South Africans beat themselves up wanting to see “justice” in court. The truth is, a competitive adversarial system is just not the best platform for truth and justice. The truth may emerge, it may not. Sometimes it does. Sometimes it doesn’t. And ultimately it is dependent on which side has the best lawyers and that is dependent on who can afford the best lawyers.
Broadcasting trials of this nature to the public is problematic in the sense that the public does not understand the law. It takes a very long time to understand the law. It takes an average of 7 years of study and internship just to get into practice. It takes even longer than that to actually grasp the law. So certain aspects of broadcasting this stuff, are in my view, unhelpful. South Africans are unnecessarily angered and given a platform to lambast the system and its stewards.
But it’s not all bad, it gives individuals like myself that advocate for Alternative Dispute Resolution and Restorative Justice a platform to highlight the deficiencies of this system. The system is a poor attempt at cure. It is a form of redemptive violence. At best it is a cheap band aid. At worst it is an assault rifle with the capacity to further injure the already injured. And that injures all of us. We must understand that.
On Friday, an attorney for The Access to Justice Association of Southern Africa attend a regional court to represent twelve accused in a bail application. They have been in jail for two weeks already. They were arrested in a scuffle with police at Marikana, Cape Town which ensued when police came to evict them from their shacks which were subsequently destroyed with everything in them. They had the audacity to demand sight of a court order which could not be produced. In the flare up in defence of their homes, they were arrested. Those that had jobs, have now lost them. On Friday the state opposed bail on the basis that they had allegedly attempted to escape. They deny this and are convinced video footage will exonerate them. The problem is the court would not order that video footage be viewed then. They will remain in custody for another week. In those seven days, they will suffer further injury, further impoverishment. They are all fathers. Their families no longer have homes, or incomes.

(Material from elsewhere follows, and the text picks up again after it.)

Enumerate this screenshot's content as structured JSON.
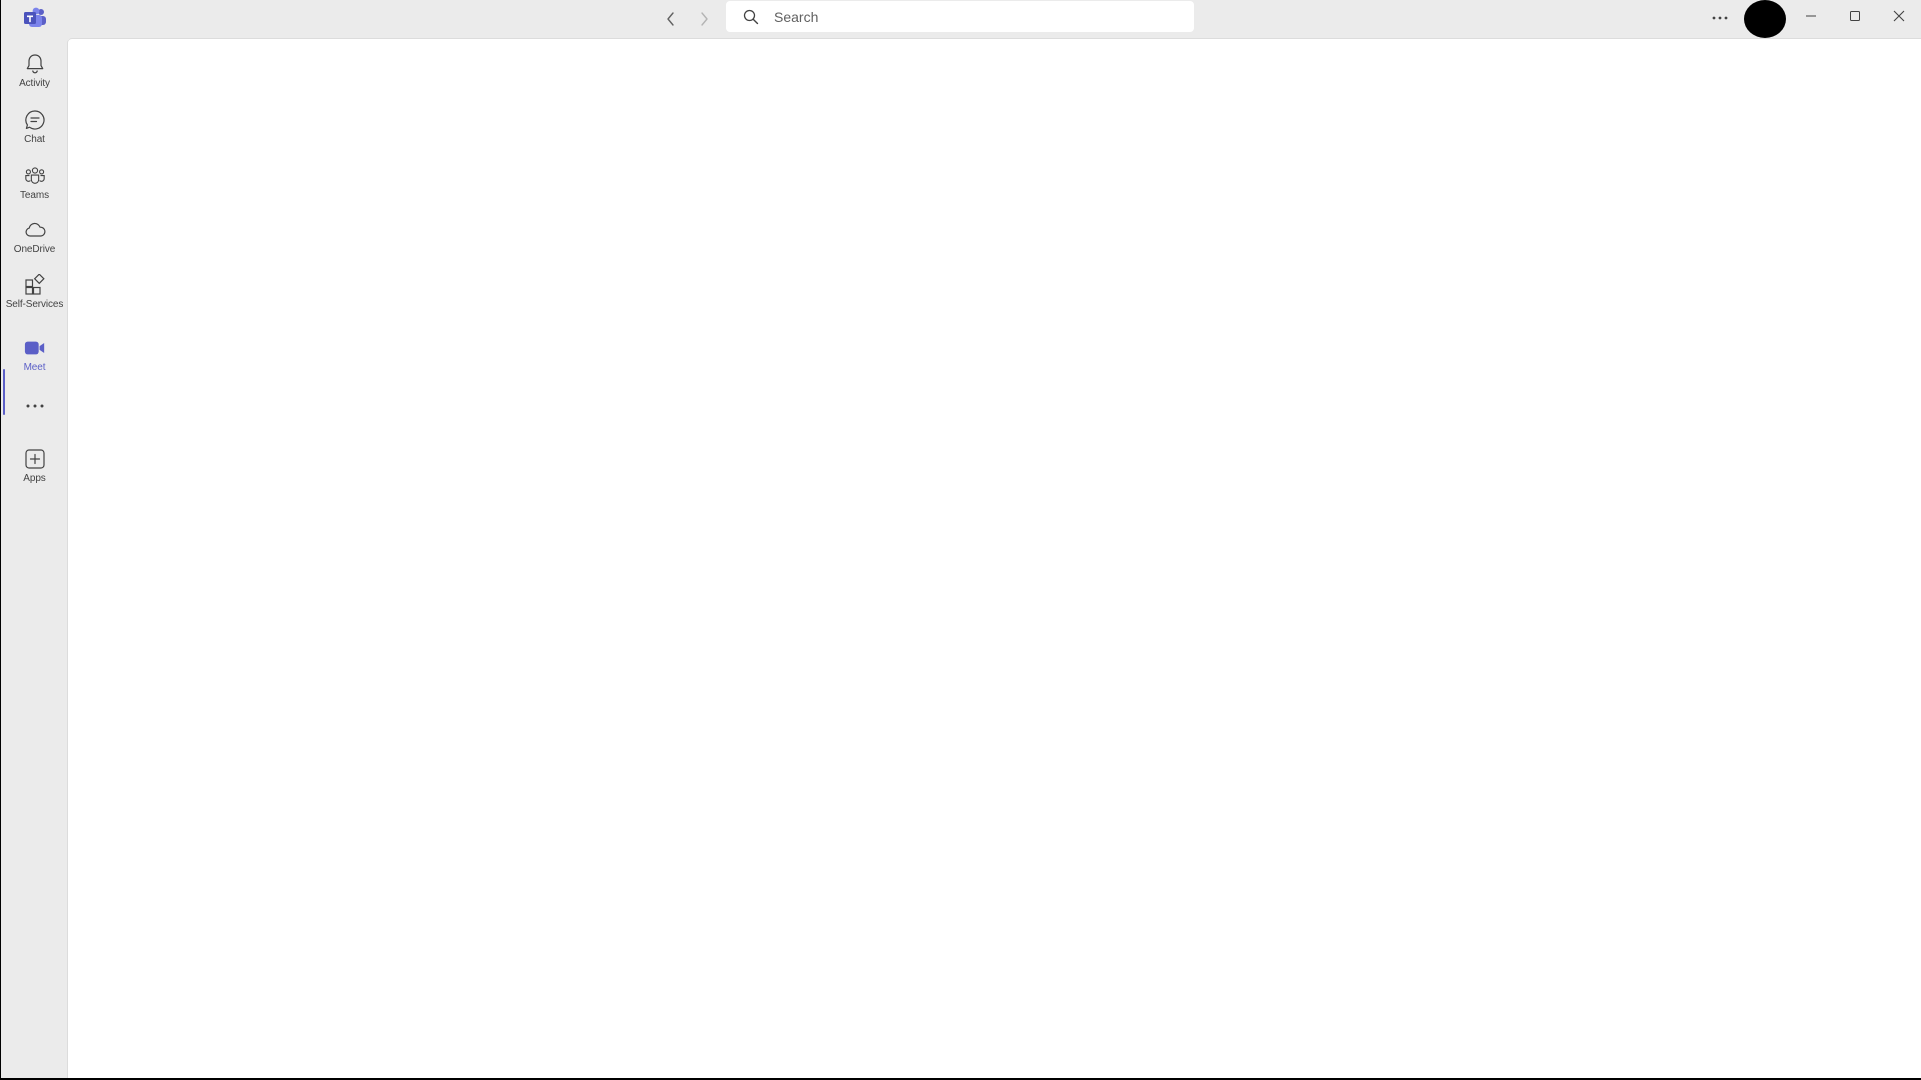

I actually have no words to describe what I feel, except that I am a proponent of non-violence. I am frequently called in to bring about peace and stability where there is unrest. I frequently counsel communities out of uprising. But this. I question my stance every day.
But we should not be surprised. Inconsolable yes. But not surprised.
The system within which Oscar was vindicated of murder, is the same system that injures the already injured. And causes further destruction to the already disempowered.
South Africa, stop beating yourself up about this. You are not going to get what you want in this system.
The law and justice are not the same thing. One is about the application of human-made rules. The other is about restoring things to how they should be. It is time that we allow ourselves to re-imagine constructs that steward justice, ecomomics and social well-being. And oce re-imagined, act.
We can’t keep trying to answer the problem of violence with violent systems and expect that we will achieve anything.
So what are the alternatives? I will start unpacking some alternatives, the way I see them, with particular relation to the Oscar matter over the next few weeks, but with the broader intention of seeking alternatives that bring restoration to people in general, mostly those how are currently disabled under a system that favours the economically empowered.
Sheena St. Clair Jonker is founder of ADR Network SA and the Access to Justice Association of Southern Africa